Very few tumors can be visualized on a non-enhanced CT scan(NECT) because of the lack of differentiation between liver tissue and the tumor. The detected lesions contain calcifications, cystic components, fat, or hemorrhage. Thus, the need for IV contrast. It is important to understand that the liver derives its blood supply from the portal vein (80%) and hepatic artery (20%) and therefore, contrast enhancement is seen in phases i.e. arterial, equilibrium and venous phase.
Thus, hypervascular tumors such as primary liver tumors will enhance on the arterial phase and become obscured on the venous phase standing out above the liver parenchyma that is hypodense on the arterial phase and hyperdense on the venous phase.
Inflammatory and cancer nodules are more likely to have hyperperfusion, compared to sclerotic or other lesions.
Cystic lesions have a density near that of water, sharp margins and do not enhance on contrast. If it takes up a contrast, then its most likely a hemangioma. Therefore, contrast enhancement patterns on computed tomography scans of the liver are very beneficial in the differentiation between the different types of liver lesions.
Nowadays, CT scans of focal liver lesions are standard procedure. CT scans can identify the nature of the lesion, can show the extent and size of the lesion, and can visualize the relationship of the lesion of the circulatory phase. Additionally, CT scans of the abdomen are very helpful in tumor staging.
Computed Tomography Scanning and the Traumatic Patient
Computed tomography is helpful in excluding lung contusions, bowel, viscus, liver, pancreatic or another abdominal organ injury, intracranial bleeding and other forms of injuries in patients who sustain polytrauma.
Additionally, computed tomography scans are very sensitive and specific for spinal column injuries, cervical injuries, pelvic injuries, and other skeletal fractures and injuries. The visualization of the spinal cord in the acute stage of spinal cord injury is better with magnetic resonance imaging; however, a computed tomography scan can be helpful in excluding a spinal cord contusion or epidural hematoma.
Computed Tomography and the Acute Abdomen
CT scans of a patient with acute abdominal pain can help in the evaluation of kidney stone disease, acute small bowel or large bowel obstruction, acute pancreatitis and acute appendicitis.
In fact, the value of CT scans in the evaluation of acute pancreatitis is tremendous. The patient’s prognosis, mortality, and severity scores are largely dependent on findings obtained from the CT scan.

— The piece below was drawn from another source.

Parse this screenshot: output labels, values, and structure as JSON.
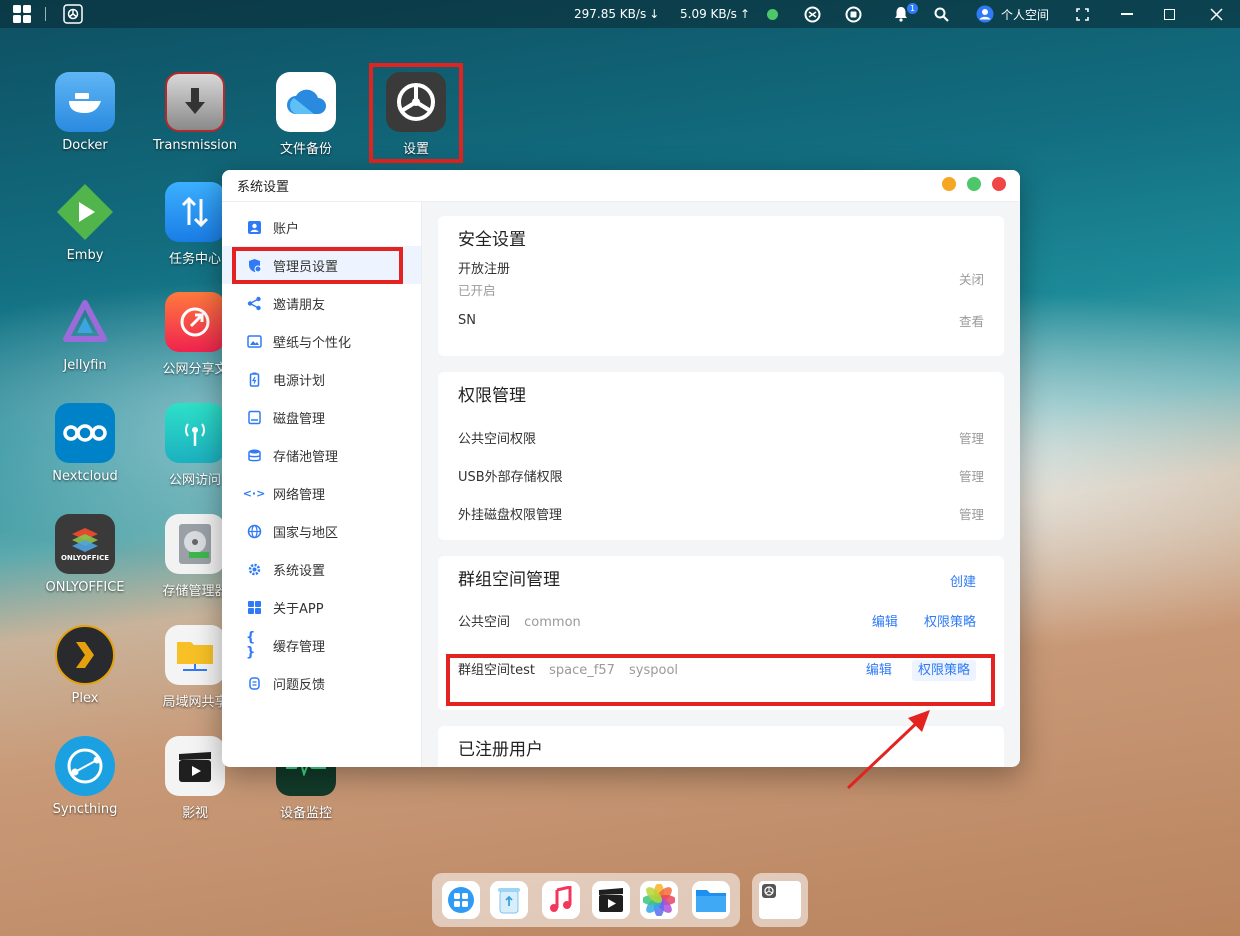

Computed Tomography and Cancer
Computed tomography scans are virtually indicated in all cancer patients to identify lymph node status and direct extension of the tumor into adjacent structures. In fact, many tumors are better visualized and staged with a computed tomography scan compared to a magnetic resonance imaging study. For instance, suprarenal gland tumors have been previously debated to be better visualized with a computed tomography scan.
Early breast cancer lesions that have microcalcifications are better visualized with a computed tomography scan compared to a magnetic resonance imaging study – especially if the patient is a young woman.
Most nuclear studies, such as positron emission tomography (PET) and single-photon emission computerized tomography, also acquire a CT scan for co-registration purposes. Implantation of brain electrodes, pacemakers or other devices can be checked and reviewed usually with a CT scan as many of the components can be MR incompatible.
In summary, CT scans are very helpful in the emergency and elective care of our patients and our diagnostic workup plans are largely dependent on them.